If you're disappointed with Wall Street pay, consider moving to Omaha. More specifically, to the den of the Oracle of Omaha.
Warren Buffett rewards his lieutenants handsomely, Bloomberg reports, which may persuade you to heed the call of the corn husk. Berkshire Hathaway paid out the following sums in 2011 compensation to stewards of companies it has stakes in: $17.4 million to Thomas Nerney, chief executive of United States Liability Insurance Group, $12.4 million to Tony Nicely, CEO of Geico, and $9.26 million to Ajit Jain, head of Berkshire's reinsurance division.
Buffett himself earns $100,000 in compensation every year. Though he makes himself out to be more Main Street than Wall Street with his folksy demeanor, Buffett is keen on attracting talented workers and is willing to pay the price for them. In 2010, he told Bloomberg: "We've paid out very large bonuses at Berkshire in the past, but we've always paid them out for performance. I love getting talented people doing great things for us, and I'll pay them accordingly."

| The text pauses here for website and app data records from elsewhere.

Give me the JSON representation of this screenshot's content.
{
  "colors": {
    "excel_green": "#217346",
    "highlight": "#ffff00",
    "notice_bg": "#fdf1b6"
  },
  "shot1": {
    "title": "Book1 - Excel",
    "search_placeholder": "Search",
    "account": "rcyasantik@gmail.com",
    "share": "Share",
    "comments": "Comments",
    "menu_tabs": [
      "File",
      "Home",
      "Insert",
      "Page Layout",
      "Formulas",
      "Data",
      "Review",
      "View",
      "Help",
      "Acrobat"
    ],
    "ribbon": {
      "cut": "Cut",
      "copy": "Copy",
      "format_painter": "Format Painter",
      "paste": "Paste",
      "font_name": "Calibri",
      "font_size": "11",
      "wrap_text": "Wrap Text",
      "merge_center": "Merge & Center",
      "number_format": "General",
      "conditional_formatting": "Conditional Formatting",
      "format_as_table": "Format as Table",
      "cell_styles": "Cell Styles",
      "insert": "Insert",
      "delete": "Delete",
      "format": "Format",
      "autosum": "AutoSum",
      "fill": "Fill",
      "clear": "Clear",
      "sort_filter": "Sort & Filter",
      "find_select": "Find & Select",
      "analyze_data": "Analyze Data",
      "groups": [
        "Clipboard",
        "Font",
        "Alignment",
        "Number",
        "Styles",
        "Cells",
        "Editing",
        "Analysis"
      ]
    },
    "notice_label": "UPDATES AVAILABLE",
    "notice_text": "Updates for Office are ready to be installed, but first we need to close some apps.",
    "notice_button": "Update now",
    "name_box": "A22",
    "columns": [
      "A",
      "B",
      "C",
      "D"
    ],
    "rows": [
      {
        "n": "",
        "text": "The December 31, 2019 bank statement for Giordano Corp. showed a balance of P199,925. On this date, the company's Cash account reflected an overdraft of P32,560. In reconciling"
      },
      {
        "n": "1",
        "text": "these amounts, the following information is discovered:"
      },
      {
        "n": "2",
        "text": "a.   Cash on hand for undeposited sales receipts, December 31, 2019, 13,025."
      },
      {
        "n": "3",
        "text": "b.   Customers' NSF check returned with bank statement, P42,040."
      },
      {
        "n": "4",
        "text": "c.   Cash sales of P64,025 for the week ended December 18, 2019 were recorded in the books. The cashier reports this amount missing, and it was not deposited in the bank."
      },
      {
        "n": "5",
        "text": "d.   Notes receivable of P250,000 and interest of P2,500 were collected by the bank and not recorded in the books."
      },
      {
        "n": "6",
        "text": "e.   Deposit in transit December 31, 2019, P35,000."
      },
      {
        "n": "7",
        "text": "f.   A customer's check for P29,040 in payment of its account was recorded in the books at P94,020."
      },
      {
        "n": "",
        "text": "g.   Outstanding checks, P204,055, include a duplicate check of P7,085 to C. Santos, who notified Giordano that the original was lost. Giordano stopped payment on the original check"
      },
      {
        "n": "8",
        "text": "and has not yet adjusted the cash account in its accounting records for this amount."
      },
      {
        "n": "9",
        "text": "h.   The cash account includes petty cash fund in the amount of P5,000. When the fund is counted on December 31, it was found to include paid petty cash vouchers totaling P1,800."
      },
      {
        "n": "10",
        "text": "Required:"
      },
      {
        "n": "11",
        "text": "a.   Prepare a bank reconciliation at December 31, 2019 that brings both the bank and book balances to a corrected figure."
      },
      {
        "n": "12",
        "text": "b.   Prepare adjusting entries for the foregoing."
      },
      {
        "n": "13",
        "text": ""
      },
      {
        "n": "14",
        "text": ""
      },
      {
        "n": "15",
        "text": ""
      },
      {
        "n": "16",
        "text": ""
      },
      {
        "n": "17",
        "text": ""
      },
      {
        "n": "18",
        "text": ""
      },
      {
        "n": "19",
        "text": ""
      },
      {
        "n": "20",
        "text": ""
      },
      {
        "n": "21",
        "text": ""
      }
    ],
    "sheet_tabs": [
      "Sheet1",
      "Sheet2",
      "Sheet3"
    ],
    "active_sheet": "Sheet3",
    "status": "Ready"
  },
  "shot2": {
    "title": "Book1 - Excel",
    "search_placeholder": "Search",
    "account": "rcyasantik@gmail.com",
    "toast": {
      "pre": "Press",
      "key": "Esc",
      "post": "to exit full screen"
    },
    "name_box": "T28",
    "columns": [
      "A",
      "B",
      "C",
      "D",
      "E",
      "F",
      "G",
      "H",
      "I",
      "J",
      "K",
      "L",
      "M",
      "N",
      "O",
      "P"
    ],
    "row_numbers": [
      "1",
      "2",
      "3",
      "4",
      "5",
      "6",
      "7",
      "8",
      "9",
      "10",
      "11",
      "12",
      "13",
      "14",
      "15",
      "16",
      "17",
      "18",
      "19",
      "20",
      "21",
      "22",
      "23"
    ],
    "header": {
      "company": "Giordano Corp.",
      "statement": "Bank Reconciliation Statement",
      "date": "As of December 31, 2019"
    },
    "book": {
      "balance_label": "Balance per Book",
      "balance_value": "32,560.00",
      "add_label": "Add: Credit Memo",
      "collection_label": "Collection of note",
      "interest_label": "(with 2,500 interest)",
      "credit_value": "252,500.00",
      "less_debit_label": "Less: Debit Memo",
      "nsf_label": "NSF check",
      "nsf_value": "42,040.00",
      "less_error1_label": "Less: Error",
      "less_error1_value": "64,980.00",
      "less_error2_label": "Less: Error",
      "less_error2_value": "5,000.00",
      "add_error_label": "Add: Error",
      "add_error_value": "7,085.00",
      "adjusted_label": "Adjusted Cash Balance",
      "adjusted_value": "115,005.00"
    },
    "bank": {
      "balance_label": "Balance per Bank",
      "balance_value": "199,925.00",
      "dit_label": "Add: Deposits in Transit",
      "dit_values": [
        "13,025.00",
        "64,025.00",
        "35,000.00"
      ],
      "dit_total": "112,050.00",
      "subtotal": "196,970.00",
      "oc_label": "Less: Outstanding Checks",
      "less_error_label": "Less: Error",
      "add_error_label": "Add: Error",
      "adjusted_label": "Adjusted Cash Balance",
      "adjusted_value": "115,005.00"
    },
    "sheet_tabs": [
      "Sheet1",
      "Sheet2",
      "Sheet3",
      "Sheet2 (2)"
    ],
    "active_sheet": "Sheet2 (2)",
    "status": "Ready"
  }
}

It's almost enough to make you forget the pain of zeroes on Wall Street this bonus season.
Cantor Hiring (FINS)
Cantor Fitzgerald will hire 200 people this year in its business lines around the world. The firm is eager to capitalize on Wall Street layoffs that are sending prime talent straight to its door.
Rearranging Furniture (Financial News)
The new overlords at Deutsche Bank are busily installing their own commanders, like new Chief Risk Officer Stuart Lewis.
Pay Day (Fortune)
Wells Fargo Chief Executive John Stumpf did, er, well in 2011. He took home $18 million in pay last year.
Stepping Down (Financial News)
Hector Sants, chief of the U.K.'s financial regulatory body, is quitting his job by the end of June. He had been itching to get out of there for quite some time.
You'll Know It When (The Globe and Mail)
Burnout is the condition that dare not speak its name. Here are the symptoms so you can self-diagnose, and take six months off if necessary (dare to dream).
Coming Together (NYT)
Need a buddy, Goldman Sachs? New York Mayor Michael Bloomberg hung out with Lloyd and Co. last week to soothe the bank's hurt feelings over Greg Smith's resignation letter.
Buzz Around the Office
Jon Stewart interviews Quentin Tarantino about his new feature, Pulp Fiction. Oh yeah, and it's 1994.
List of the Day: Job-hunting Over 50
The rules can be different when you're searching for a job over a certain age bracket.
1. List only the last 15 to 20 years of experience on your resume.
2. Show your tech know-how.
3. Network beyond your peer group.